§ WHAT IS EXPECTED
The records below are to be returned word for word, with pictures left out.

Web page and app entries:
──────────────────────────────

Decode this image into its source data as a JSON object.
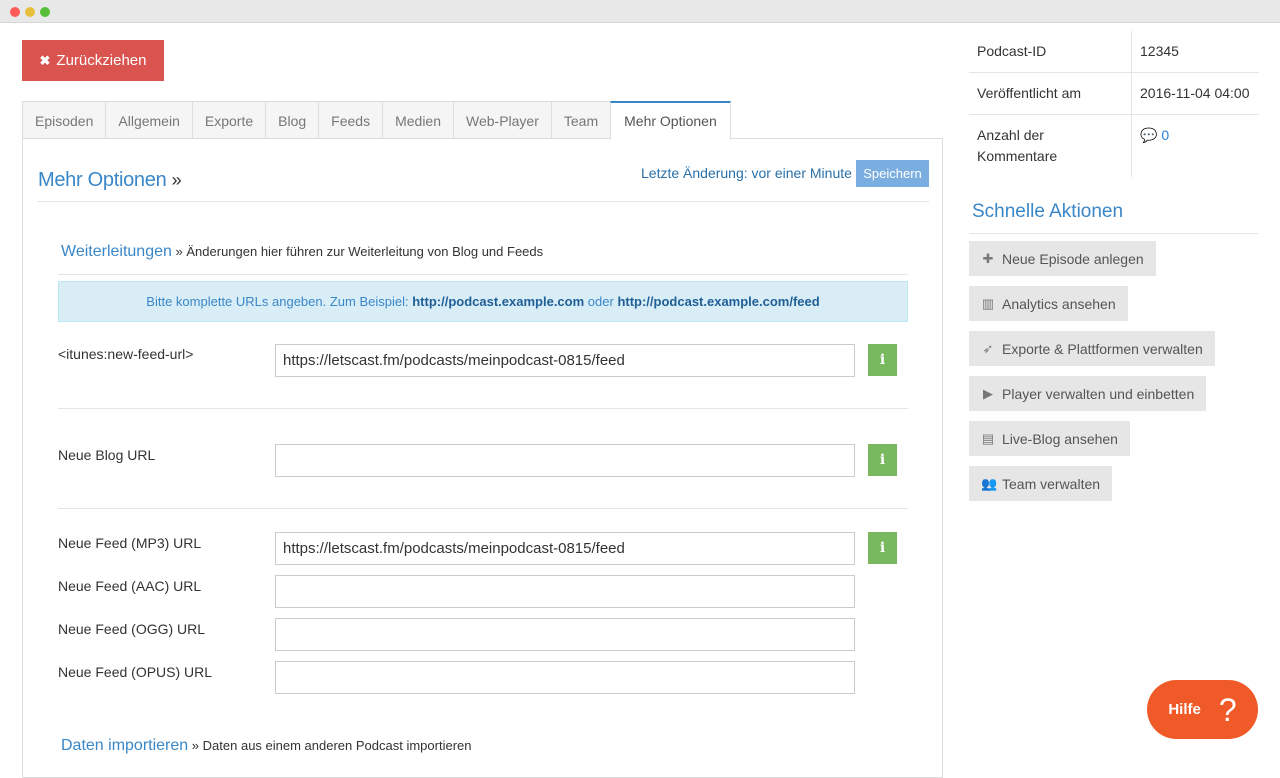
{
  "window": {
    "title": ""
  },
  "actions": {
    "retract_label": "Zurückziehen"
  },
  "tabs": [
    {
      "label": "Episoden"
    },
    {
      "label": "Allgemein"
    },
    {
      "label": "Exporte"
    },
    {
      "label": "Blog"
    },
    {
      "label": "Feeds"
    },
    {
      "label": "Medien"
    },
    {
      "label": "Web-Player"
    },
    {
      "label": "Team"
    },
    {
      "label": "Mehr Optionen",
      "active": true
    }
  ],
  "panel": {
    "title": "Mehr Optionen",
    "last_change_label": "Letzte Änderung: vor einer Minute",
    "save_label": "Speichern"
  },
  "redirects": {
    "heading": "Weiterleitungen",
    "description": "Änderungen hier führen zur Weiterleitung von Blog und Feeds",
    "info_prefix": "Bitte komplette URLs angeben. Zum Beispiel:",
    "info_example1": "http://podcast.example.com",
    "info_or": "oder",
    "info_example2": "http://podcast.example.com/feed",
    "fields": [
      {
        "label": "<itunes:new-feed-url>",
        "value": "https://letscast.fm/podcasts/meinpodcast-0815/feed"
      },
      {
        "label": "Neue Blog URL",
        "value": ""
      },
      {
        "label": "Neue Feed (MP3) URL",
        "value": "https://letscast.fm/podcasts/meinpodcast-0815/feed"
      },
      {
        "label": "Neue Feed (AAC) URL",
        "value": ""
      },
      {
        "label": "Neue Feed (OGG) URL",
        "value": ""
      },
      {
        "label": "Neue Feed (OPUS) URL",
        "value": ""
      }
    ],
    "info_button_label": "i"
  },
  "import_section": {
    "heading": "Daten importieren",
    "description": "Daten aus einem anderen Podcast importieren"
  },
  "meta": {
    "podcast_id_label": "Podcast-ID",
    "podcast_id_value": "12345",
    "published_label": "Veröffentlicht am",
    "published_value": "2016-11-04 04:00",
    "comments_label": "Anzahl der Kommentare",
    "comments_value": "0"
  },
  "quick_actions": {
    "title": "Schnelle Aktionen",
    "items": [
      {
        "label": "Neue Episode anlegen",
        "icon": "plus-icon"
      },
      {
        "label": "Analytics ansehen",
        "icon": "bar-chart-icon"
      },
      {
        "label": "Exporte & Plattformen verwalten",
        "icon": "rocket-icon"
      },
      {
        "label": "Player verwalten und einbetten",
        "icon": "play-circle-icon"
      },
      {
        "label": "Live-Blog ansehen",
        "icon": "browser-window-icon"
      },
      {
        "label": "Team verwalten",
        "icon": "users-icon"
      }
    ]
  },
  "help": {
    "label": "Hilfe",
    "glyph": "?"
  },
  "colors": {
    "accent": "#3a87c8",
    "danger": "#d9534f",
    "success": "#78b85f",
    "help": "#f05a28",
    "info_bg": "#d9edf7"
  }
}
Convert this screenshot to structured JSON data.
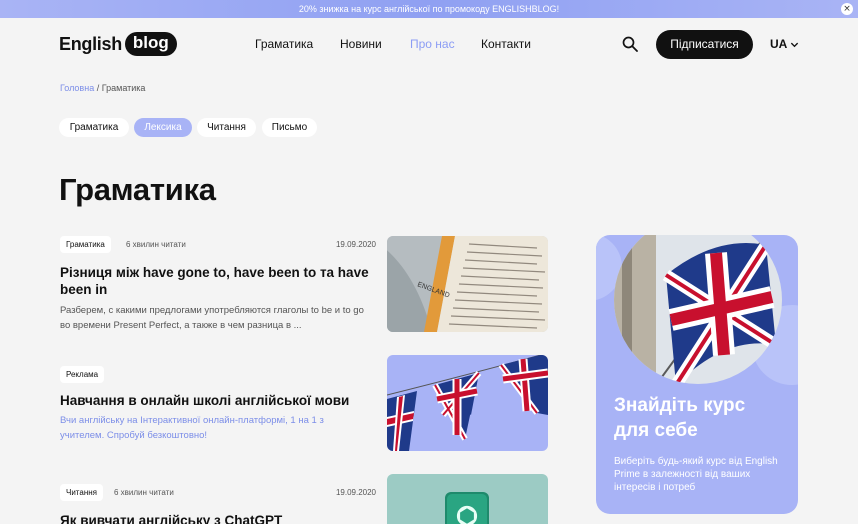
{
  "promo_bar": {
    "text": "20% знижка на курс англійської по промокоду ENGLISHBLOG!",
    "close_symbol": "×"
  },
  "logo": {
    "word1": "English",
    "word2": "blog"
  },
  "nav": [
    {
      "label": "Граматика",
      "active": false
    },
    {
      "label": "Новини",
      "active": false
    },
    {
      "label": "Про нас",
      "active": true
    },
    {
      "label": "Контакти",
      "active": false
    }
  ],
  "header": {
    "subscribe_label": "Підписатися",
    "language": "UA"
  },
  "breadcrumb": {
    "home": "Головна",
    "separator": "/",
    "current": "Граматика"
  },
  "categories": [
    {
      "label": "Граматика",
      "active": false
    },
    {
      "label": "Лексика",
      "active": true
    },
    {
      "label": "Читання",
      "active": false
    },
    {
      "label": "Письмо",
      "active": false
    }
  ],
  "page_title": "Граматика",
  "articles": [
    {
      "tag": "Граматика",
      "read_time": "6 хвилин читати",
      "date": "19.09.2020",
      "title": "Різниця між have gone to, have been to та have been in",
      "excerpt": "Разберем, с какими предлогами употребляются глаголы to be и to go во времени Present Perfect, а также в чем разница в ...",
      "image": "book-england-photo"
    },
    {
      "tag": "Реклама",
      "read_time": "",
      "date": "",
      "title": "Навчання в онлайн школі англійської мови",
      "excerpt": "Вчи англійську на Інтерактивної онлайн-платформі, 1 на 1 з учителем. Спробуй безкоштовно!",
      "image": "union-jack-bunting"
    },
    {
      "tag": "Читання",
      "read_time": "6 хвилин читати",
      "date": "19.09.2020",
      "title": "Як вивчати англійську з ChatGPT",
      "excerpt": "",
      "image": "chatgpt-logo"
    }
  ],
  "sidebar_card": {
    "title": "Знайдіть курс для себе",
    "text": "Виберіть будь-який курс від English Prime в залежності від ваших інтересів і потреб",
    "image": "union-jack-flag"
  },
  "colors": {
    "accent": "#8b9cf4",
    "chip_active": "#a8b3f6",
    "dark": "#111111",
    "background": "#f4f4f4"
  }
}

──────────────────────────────

§ ANSWER
Decode this image into its source data as a JSON object.
{
  "window": {
    "title": ""
  },
  "actions": {
    "retract_label": "Zurückziehen"
  },
  "tabs": [
    {
      "label": "Episoden"
    },
    {
      "label": "Allgemein"
    },
    {
      "label": "Exporte"
    },
    {
      "label": "Blog"
    },
    {
      "label": "Feeds"
    },
    {
      "label": "Medien"
    },
    {
      "label": "Web-Player"
    },
    {
      "label": "Team"
    },
    {
      "label": "Mehr Optionen",
      "active": true
    }
  ],
  "panel": {
    "title": "Mehr Optionen",
    "last_change_label": "Letzte Änderung: vor einer Minute",
    "save_label": "Speichern"
  },
  "redirects": {
    "heading": "Weiterleitungen",
    "description": "Änderungen hier führen zur Weiterleitung von Blog und Feeds",
    "info_prefix": "Bitte komplette URLs angeben. Zum Beispiel:",
    "info_example1": "http://podcast.example.com",
    "info_or": "oder",
    "info_example2": "http://podcast.example.com/feed",
    "fields": [
      {
        "label": "<itunes:new-feed-url>",
        "value": "https://letscast.fm/podcasts/meinpodcast-0815/feed"
      },
      {
        "label": "Neue Blog URL",
        "value": ""
      },
      {
        "label": "Neue Feed (MP3) URL",
        "value": "https://letscast.fm/podcasts/meinpodcast-0815/feed"
      },
      {
        "label": "Neue Feed (AAC) URL",
        "value": ""
      },
      {
        "label": "Neue Feed (OGG) URL",
        "value": ""
      },
      {
        "label": "Neue Feed (OPUS) URL",
        "value": ""
      }
    ],
    "info_button_label": "i"
  },
  "import_section": {
    "heading": "Daten importieren",
    "description": "Daten aus einem anderen Podcast importieren"
  },
  "meta": {
    "podcast_id_label": "Podcast-ID",
    "podcast_id_value": "12345",
    "published_label": "Veröffentlicht am",
    "published_value": "2016-11-04 04:00",
    "comments_label": "Anzahl der Kommentare",
    "comments_value": "0"
  },
  "quick_actions": {
    "title": "Schnelle Aktionen",
    "items": [
      {
        "label": "Neue Episode anlegen",
        "icon": "plus-icon"
      },
      {
        "label": "Analytics ansehen",
        "icon": "bar-chart-icon"
      },
      {
        "label": "Exporte & Plattformen verwalten",
        "icon": "rocket-icon"
      },
      {
        "label": "Player verwalten und einbetten",
        "icon": "play-circle-icon"
      },
      {
        "label": "Live-Blog ansehen",
        "icon": "browser-window-icon"
      },
      {
        "label": "Team verwalten",
        "icon": "users-icon"
      }
    ]
  },
  "help": {
    "label": "Hilfe",
    "glyph": "?"
  },
  "colors": {
    "accent": "#3a87c8",
    "danger": "#d9534f",
    "success": "#78b85f",
    "help": "#f05a28",
    "info_bg": "#d9edf7"
  }
}
Convert this screenshot to structured JSON data.
{
  "promo_bar": {
    "text": "20% знижка на курс англійської по промокоду ENGLISHBLOG!",
    "close_symbol": "×"
  },
  "logo": {
    "word1": "English",
    "word2": "blog"
  },
  "nav": [
    {
      "label": "Граматика",
      "active": false
    },
    {
      "label": "Новини",
      "active": false
    },
    {
      "label": "Про нас",
      "active": true
    },
    {
      "label": "Контакти",
      "active": false
    }
  ],
  "header": {
    "subscribe_label": "Підписатися",
    "language": "UA"
  },
  "breadcrumb": {
    "home": "Головна",
    "separator": "/",
    "current": "Граматика"
  },
  "categories": [
    {
      "label": "Граматика",
      "active": false
    },
    {
      "label": "Лексика",
      "active": true
    },
    {
      "label": "Читання",
      "active": false
    },
    {
      "label": "Письмо",
      "active": false
    }
  ],
  "page_title": "Граматика",
  "articles": [
    {
      "tag": "Граматика",
      "read_time": "6 хвилин читати",
      "date": "19.09.2020",
      "title": "Різниця між have gone to, have been to та have been in",
      "excerpt": "Разберем, с какими предлогами употребляются глаголы to be и to go во времени Present Perfect, а также в чем разница в ...",
      "image": "book-england-photo"
    },
    {
      "tag": "Реклама",
      "read_time": "",
      "date": "",
      "title": "Навчання в онлайн школі англійської мови",
      "excerpt": "Вчи англійську на Інтерактивної онлайн-платформі, 1 на 1 з учителем. Спробуй безкоштовно!",
      "image": "union-jack-bunting"
    },
    {
      "tag": "Читання",
      "read_time": "6 хвилин читати",
      "date": "19.09.2020",
      "title": "Як вивчати англійську з ChatGPT",
      "excerpt": "",
      "image": "chatgpt-logo"
    }
  ],
  "sidebar_card": {
    "title": "Знайдіть курс для себе",
    "text": "Виберіть будь-який курс від English Prime в залежності від ваших інтересів і потреб",
    "image": "union-jack-flag"
  },
  "colors": {
    "accent": "#8b9cf4",
    "chip_active": "#a8b3f6",
    "dark": "#111111",
    "background": "#f4f4f4"
  }
}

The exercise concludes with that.